# [What to do]
Go through the listing below. Copy each line that has the string "title".

# [Entries supplied]
-*-*-

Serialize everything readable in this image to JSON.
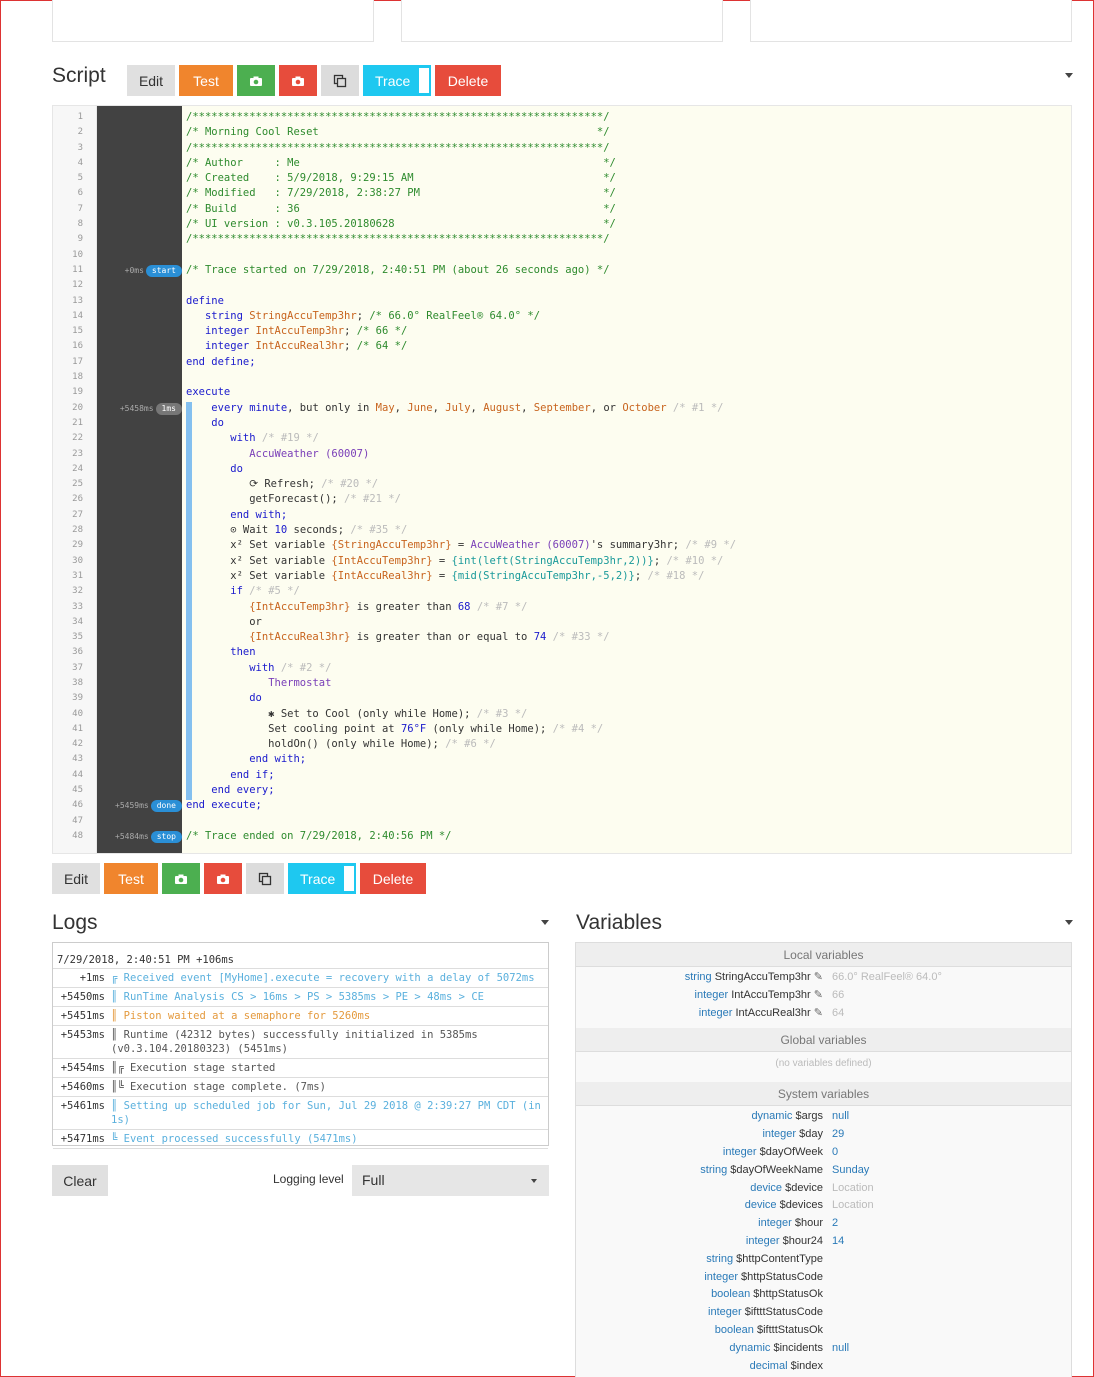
{
  "script": {
    "title": "Script",
    "buttons": {
      "edit": "Edit",
      "test": "Test",
      "trace": "Trace",
      "delete": "Delete"
    },
    "lines": [
      {
        "n": "1",
        "t": [
          [
            "c",
            "/*****************************************************************/"
          ]
        ]
      },
      {
        "n": "2",
        "t": [
          [
            "c",
            "/* Morning Cool Reset                                            */"
          ]
        ]
      },
      {
        "n": "3",
        "t": [
          [
            "c",
            "/*****************************************************************/"
          ]
        ]
      },
      {
        "n": "4",
        "t": [
          [
            "c",
            "/* Author     : Me                                                */"
          ]
        ]
      },
      {
        "n": "5",
        "t": [
          [
            "c",
            "/* Created    : 5/9/2018, 9:29:15 AM                              */"
          ]
        ]
      },
      {
        "n": "6",
        "t": [
          [
            "c",
            "/* Modified   : 7/29/2018, 2:38:27 PM                             */"
          ]
        ]
      },
      {
        "n": "7",
        "t": [
          [
            "c",
            "/* Build      : 36                                                */"
          ]
        ]
      },
      {
        "n": "8",
        "t": [
          [
            "c",
            "/* UI version : v0.3.105.20180628                                 */"
          ]
        ]
      },
      {
        "n": "9",
        "t": [
          [
            "c",
            "/*****************************************************************/"
          ]
        ]
      },
      {
        "n": "10",
        "t": []
      },
      {
        "n": "11",
        "mark": "+0ms",
        "pill": "start",
        "t": [
          [
            "c",
            "/* Trace started on 7/29/2018, 2:40:51 PM (about 26 seconds ago) */"
          ]
        ]
      },
      {
        "n": "12",
        "t": []
      },
      {
        "n": "13",
        "t": [
          [
            "k",
            "define"
          ]
        ]
      },
      {
        "n": "14",
        "t": [
          [
            "o",
            "   "
          ],
          [
            "k",
            "string "
          ],
          [
            "v",
            "StringAccuTemp3hr"
          ],
          [
            "o",
            "; "
          ],
          [
            "c",
            "/* 66.0° RealFeel® 64.0° */"
          ]
        ]
      },
      {
        "n": "15",
        "t": [
          [
            "o",
            "   "
          ],
          [
            "k",
            "integer "
          ],
          [
            "v",
            "IntAccuTemp3hr"
          ],
          [
            "o",
            "; "
          ],
          [
            "c",
            "/* 66 */"
          ]
        ]
      },
      {
        "n": "16",
        "t": [
          [
            "o",
            "   "
          ],
          [
            "k",
            "integer "
          ],
          [
            "v",
            "IntAccuReal3hr"
          ],
          [
            "o",
            "; "
          ],
          [
            "c",
            "/* 64 */"
          ]
        ]
      },
      {
        "n": "17",
        "t": [
          [
            "k",
            "end define;"
          ]
        ]
      },
      {
        "n": "18",
        "t": []
      },
      {
        "n": "19",
        "t": [
          [
            "k",
            "execute"
          ]
        ]
      },
      {
        "n": "20",
        "mark": "+5458ms",
        "pill": "1ms",
        "gray": true,
        "t": [
          [
            "o",
            "    "
          ],
          [
            "k",
            "every minute"
          ],
          [
            "o",
            ", but only in "
          ],
          [
            "v",
            "May"
          ],
          [
            "o",
            ", "
          ],
          [
            "v",
            "June"
          ],
          [
            "o",
            ", "
          ],
          [
            "v",
            "July"
          ],
          [
            "o",
            ", "
          ],
          [
            "v",
            "August"
          ],
          [
            "o",
            ", "
          ],
          [
            "v",
            "September"
          ],
          [
            "o",
            ", or "
          ],
          [
            "v",
            "October"
          ],
          [
            "g",
            " /* #1 */"
          ]
        ]
      },
      {
        "n": "21",
        "t": [
          [
            "o",
            "    "
          ],
          [
            "k",
            "do"
          ]
        ]
      },
      {
        "n": "22",
        "t": [
          [
            "o",
            "       "
          ],
          [
            "k",
            "with"
          ],
          [
            "g",
            " /* #19 */"
          ]
        ]
      },
      {
        "n": "23",
        "t": [
          [
            "o",
            "          "
          ],
          [
            "d",
            "AccuWeather (60007)"
          ]
        ]
      },
      {
        "n": "24",
        "t": [
          [
            "o",
            "       "
          ],
          [
            "k",
            "do"
          ]
        ]
      },
      {
        "n": "25",
        "t": [
          [
            "o",
            "          ⟳ Refresh; "
          ],
          [
            "g",
            "/* #20 */"
          ]
        ]
      },
      {
        "n": "26",
        "t": [
          [
            "o",
            "          getForecast(); "
          ],
          [
            "g",
            "/* #21 */"
          ]
        ]
      },
      {
        "n": "27",
        "t": [
          [
            "o",
            "       "
          ],
          [
            "k",
            "end with;"
          ]
        ]
      },
      {
        "n": "28",
        "t": [
          [
            "o",
            "       ⊙ Wait "
          ],
          [
            "n",
            "10"
          ],
          [
            "o",
            " seconds; "
          ],
          [
            "g",
            "/* #35 */"
          ]
        ]
      },
      {
        "n": "29",
        "t": [
          [
            "o",
            "       x² Set variable "
          ],
          [
            "v",
            "{StringAccuTemp3hr}"
          ],
          [
            "o",
            " = "
          ],
          [
            "d",
            "AccuWeather (60007)"
          ],
          [
            "o",
            "'s "
          ],
          [
            "o",
            "summary3hr"
          ],
          [
            "o",
            "; "
          ],
          [
            "g",
            "/* #9 */"
          ]
        ]
      },
      {
        "n": "30",
        "t": [
          [
            "o",
            "       x² Set variable "
          ],
          [
            "v",
            "{IntAccuTemp3hr}"
          ],
          [
            "o",
            " = "
          ],
          [
            "f",
            "{int(left(StringAccuTemp3hr,2))}"
          ],
          [
            "o",
            "; "
          ],
          [
            "g",
            "/* #10 */"
          ]
        ]
      },
      {
        "n": "31",
        "t": [
          [
            "o",
            "       x² Set variable "
          ],
          [
            "v",
            "{IntAccuReal3hr}"
          ],
          [
            "o",
            " = "
          ],
          [
            "f",
            "{mid(StringAccuTemp3hr,-5,2)}"
          ],
          [
            "o",
            "; "
          ],
          [
            "g",
            "/* #18 */"
          ]
        ]
      },
      {
        "n": "32",
        "t": [
          [
            "o",
            "       "
          ],
          [
            "k",
            "if"
          ],
          [
            "g",
            " /* #5 */"
          ]
        ]
      },
      {
        "n": "33",
        "t": [
          [
            "o",
            "          "
          ],
          [
            "v",
            "{IntAccuTemp3hr}"
          ],
          [
            "o",
            " is greater than "
          ],
          [
            "n",
            "68"
          ],
          [
            "g",
            " /* #7 */"
          ]
        ]
      },
      {
        "n": "34",
        "t": [
          [
            "o",
            "          or"
          ]
        ]
      },
      {
        "n": "35",
        "t": [
          [
            "o",
            "          "
          ],
          [
            "v",
            "{IntAccuReal3hr}"
          ],
          [
            "o",
            " is greater than or equal to "
          ],
          [
            "n",
            "74"
          ],
          [
            "g",
            " /* #33 */"
          ]
        ]
      },
      {
        "n": "36",
        "t": [
          [
            "o",
            "       "
          ],
          [
            "k",
            "then"
          ]
        ]
      },
      {
        "n": "37",
        "t": [
          [
            "o",
            "          "
          ],
          [
            "k",
            "with"
          ],
          [
            "g",
            " /* #2 */"
          ]
        ]
      },
      {
        "n": "38",
        "t": [
          [
            "o",
            "             "
          ],
          [
            "d",
            "Thermostat"
          ]
        ]
      },
      {
        "n": "39",
        "t": [
          [
            "o",
            "          "
          ],
          [
            "k",
            "do"
          ]
        ]
      },
      {
        "n": "40",
        "t": [
          [
            "o",
            "             ✱ Set to Cool (only while Home); "
          ],
          [
            "g",
            "/* #3 */"
          ]
        ]
      },
      {
        "n": "41",
        "t": [
          [
            "o",
            "             Set cooling point at "
          ],
          [
            "n",
            "76°F"
          ],
          [
            "o",
            " (only while Home); "
          ],
          [
            "g",
            "/* #4 */"
          ]
        ]
      },
      {
        "n": "42",
        "t": [
          [
            "o",
            "             holdOn() (only while Home); "
          ],
          [
            "g",
            "/* #6 */"
          ]
        ]
      },
      {
        "n": "43",
        "t": [
          [
            "o",
            "          "
          ],
          [
            "k",
            "end with;"
          ]
        ]
      },
      {
        "n": "44",
        "t": [
          [
            "o",
            "       "
          ],
          [
            "k",
            "end if;"
          ]
        ]
      },
      {
        "n": "45",
        "t": [
          [
            "o",
            "    "
          ],
          [
            "k",
            "end every;"
          ]
        ]
      },
      {
        "n": "46",
        "mark": "+5459ms",
        "pill": "done",
        "t": [
          [
            "k",
            "end execute;"
          ]
        ]
      },
      {
        "n": "47",
        "t": []
      },
      {
        "n": "48",
        "mark": "+5484ms",
        "pill": "stop",
        "t": [
          [
            "c",
            "/* Trace ended on 7/29/2018, 2:40:56 PM */"
          ]
        ]
      }
    ]
  },
  "logs": {
    "title": "Logs",
    "header": "7/29/2018, 2:40:51 PM +106ms",
    "rows": [
      {
        "t": "+1ms",
        "c": "lb",
        "m": "╔ Received event [MyHome].execute = recovery with a delay of 5072ms"
      },
      {
        "t": "+5450ms",
        "c": "lb",
        "m": "║ RunTime Analysis CS > 16ms > PS > 5385ms > PE > 48ms > CE"
      },
      {
        "t": "+5451ms",
        "c": "lo",
        "m": "║ Piston waited at a semaphore for 5260ms"
      },
      {
        "t": "+5453ms",
        "c": "lg",
        "m": "║ Runtime (42312 bytes) successfully initialized in 5385ms (v0.3.104.20180323) (5451ms)"
      },
      {
        "t": "+5454ms",
        "c": "lg",
        "m": "║╔ Execution stage started"
      },
      {
        "t": "+5460ms",
        "c": "lg",
        "m": "║╚ Execution stage complete. (7ms)"
      },
      {
        "t": "+5461ms",
        "c": "lb",
        "m": "║ Setting up scheduled job for Sun, Jul 29 2018 @ 2:39:27 PM CDT (in 1s)"
      },
      {
        "t": "+5471ms",
        "c": "lb",
        "m": "╚ Event processed successfully (5471ms)"
      }
    ],
    "clear": "Clear",
    "level_label": "Logging level",
    "level_value": "Full"
  },
  "variables": {
    "title": "Variables",
    "local_header": "Local variables",
    "local": [
      {
        "type": "string",
        "name": "StringAccuTemp3hr",
        "value": "66.0° RealFeel® 64.0°"
      },
      {
        "type": "integer",
        "name": "IntAccuTemp3hr",
        "value": "66"
      },
      {
        "type": "integer",
        "name": "IntAccuReal3hr",
        "value": "64"
      }
    ],
    "global_header": "Global variables",
    "global_empty": "(no variables defined)",
    "system_header": "System variables",
    "system": [
      {
        "type": "dynamic",
        "name": "$args",
        "value": "null",
        "gray": false
      },
      {
        "type": "integer",
        "name": "$day",
        "value": "29",
        "gray": false
      },
      {
        "type": "integer",
        "name": "$dayOfWeek",
        "value": "0",
        "gray": false
      },
      {
        "type": "string",
        "name": "$dayOfWeekName",
        "value": "Sunday",
        "gray": false
      },
      {
        "type": "device",
        "name": "$device",
        "value": "Location",
        "gray": true
      },
      {
        "type": "device",
        "name": "$devices",
        "value": "Location",
        "gray": true
      },
      {
        "type": "integer",
        "name": "$hour",
        "value": "2",
        "gray": false
      },
      {
        "type": "integer",
        "name": "$hour24",
        "value": "14",
        "gray": false
      },
      {
        "type": "string",
        "name": "$httpContentType",
        "value": "",
        "gray": false
      },
      {
        "type": "integer",
        "name": "$httpStatusCode",
        "value": "",
        "gray": false
      },
      {
        "type": "boolean",
        "name": "$httpStatusOk",
        "value": "",
        "gray": false
      },
      {
        "type": "integer",
        "name": "$iftttStatusCode",
        "value": "",
        "gray": false
      },
      {
        "type": "boolean",
        "name": "$iftttStatusOk",
        "value": "",
        "gray": false
      },
      {
        "type": "dynamic",
        "name": "$incidents",
        "value": "null",
        "gray": false
      },
      {
        "type": "decimal",
        "name": "$index",
        "value": "",
        "gray": false
      }
    ]
  }
}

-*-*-

# [Result for this exercise]
    "title": "Script",
    "title": "Logs",
    "title": "Variables",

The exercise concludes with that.